WORK INSTRUCTION: Go line by line through the data below, counting each one that has "Edge", and give the final count only.

DATASET RECORDS:
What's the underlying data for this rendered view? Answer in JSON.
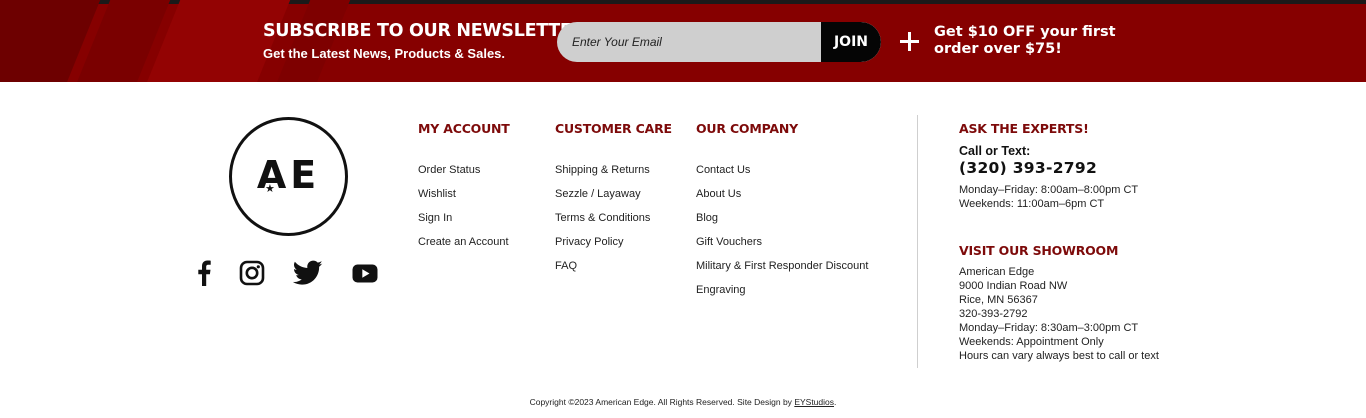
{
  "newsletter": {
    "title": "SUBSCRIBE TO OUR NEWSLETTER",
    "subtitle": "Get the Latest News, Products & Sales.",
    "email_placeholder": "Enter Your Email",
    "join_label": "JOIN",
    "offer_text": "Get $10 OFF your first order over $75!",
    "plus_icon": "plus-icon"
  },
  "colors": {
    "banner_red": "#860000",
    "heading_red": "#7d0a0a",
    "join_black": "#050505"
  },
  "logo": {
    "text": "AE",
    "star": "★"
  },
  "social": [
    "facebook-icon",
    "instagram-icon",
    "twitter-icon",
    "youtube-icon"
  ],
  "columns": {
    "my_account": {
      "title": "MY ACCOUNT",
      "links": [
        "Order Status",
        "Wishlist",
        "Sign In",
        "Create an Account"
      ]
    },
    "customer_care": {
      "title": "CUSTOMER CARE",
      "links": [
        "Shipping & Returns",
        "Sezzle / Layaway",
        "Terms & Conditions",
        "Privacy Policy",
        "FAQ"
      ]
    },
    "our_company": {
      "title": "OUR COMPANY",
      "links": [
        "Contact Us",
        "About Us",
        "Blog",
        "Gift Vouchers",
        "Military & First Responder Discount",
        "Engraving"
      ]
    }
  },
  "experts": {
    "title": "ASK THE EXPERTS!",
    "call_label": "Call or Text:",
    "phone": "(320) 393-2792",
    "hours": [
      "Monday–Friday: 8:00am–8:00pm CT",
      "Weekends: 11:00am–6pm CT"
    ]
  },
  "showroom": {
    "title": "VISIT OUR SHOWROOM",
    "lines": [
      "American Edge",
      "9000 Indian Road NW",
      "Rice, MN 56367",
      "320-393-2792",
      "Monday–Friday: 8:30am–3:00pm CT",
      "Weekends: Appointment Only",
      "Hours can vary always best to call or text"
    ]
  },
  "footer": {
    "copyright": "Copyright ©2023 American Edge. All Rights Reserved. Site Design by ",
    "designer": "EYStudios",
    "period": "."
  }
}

FINISHED TASK: 2